Physical examination of the patient with a knee complaint begins with inspection.
1) Observation of the alignment of the lower extremity should demonstrate a normal 7 degree valgus (knock-knee) angle at the knee when a patient is standing. Deformity of the leg in varus or valgus beyond 7 degrees can be associated with either a ligamentous or osseous deficiency.
2) Next, the evaluation focuses on the patient’s gait. Normal gait involves the range of motion from 0 to 65 degrees of flexion. The gait should have a smooth cadence, with the length of each step being equal on the left and right sides. The knee should not demonstrate any sudden shift to either the lateral or medial side.

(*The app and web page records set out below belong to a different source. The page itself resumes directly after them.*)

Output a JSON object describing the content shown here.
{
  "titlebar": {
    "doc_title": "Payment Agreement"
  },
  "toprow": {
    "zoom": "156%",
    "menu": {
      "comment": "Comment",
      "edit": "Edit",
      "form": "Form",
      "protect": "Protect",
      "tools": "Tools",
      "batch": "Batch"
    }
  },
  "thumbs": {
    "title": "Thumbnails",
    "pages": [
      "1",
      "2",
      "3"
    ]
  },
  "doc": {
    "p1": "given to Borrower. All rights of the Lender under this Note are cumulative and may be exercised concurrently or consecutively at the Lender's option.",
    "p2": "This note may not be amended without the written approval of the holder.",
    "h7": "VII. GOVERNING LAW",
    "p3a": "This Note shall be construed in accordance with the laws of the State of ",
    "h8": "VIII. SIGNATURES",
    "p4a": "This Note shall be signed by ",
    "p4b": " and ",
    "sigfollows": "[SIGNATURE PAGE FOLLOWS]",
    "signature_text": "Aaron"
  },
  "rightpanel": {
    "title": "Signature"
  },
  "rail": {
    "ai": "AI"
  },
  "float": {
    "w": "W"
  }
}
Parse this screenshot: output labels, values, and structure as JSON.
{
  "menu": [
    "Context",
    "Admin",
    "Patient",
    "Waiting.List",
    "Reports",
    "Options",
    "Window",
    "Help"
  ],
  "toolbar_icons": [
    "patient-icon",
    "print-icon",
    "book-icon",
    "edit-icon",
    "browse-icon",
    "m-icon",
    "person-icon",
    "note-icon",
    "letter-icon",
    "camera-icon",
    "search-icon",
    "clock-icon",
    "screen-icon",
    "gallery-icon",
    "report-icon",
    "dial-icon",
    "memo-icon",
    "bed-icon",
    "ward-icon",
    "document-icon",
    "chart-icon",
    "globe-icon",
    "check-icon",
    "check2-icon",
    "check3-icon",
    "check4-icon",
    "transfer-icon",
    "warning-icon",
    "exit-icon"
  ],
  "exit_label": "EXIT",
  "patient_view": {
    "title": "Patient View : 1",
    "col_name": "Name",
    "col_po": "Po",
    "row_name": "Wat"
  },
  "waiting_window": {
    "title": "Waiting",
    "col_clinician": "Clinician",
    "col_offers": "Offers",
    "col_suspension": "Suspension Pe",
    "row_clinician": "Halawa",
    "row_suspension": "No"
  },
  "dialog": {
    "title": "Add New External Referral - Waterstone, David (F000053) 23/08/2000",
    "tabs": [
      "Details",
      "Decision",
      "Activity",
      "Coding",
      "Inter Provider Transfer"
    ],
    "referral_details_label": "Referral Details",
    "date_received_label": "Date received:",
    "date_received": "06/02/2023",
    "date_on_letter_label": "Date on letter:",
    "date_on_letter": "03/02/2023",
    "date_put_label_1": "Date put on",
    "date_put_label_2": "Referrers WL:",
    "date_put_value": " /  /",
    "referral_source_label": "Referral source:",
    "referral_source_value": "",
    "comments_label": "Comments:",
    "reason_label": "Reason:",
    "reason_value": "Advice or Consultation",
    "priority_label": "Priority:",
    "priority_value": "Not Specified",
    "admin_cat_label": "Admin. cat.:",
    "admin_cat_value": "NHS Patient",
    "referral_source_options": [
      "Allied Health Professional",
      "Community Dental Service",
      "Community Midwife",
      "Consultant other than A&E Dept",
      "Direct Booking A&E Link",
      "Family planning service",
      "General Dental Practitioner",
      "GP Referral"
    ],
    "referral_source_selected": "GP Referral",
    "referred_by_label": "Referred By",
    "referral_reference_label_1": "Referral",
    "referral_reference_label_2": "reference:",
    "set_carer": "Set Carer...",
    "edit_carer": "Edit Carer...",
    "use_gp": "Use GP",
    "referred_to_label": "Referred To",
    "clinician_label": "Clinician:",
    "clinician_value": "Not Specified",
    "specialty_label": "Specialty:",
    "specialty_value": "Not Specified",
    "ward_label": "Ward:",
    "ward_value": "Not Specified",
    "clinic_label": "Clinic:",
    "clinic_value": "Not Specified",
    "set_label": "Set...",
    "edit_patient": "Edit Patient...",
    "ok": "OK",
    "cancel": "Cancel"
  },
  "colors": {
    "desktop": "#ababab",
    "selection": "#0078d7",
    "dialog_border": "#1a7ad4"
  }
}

Various types of imaging techniques are used for patients suffering from knee problems. X-ray, C.T Scan, M.R.I etc. X.Ray and C.T scan are useful for detection of fractures and subluxation of the joint. They also help in an investigation of articular surfaces.
MRI is currently one of the topmost imaging techniques which give out the most accurate results related to all the soft tissue structures within the knee based on their biochemical properties.
One of the most common injuries in the knee is the one that happens to soft tissues. Post an injury, a knee which has suffered the accumulation of fluid has pretty high chances of a critical soft tissue injury, as close to 80 %.
Meniscal tear, Patellar dislocation or ACL usually happen at the same time when kneecap is dislocated.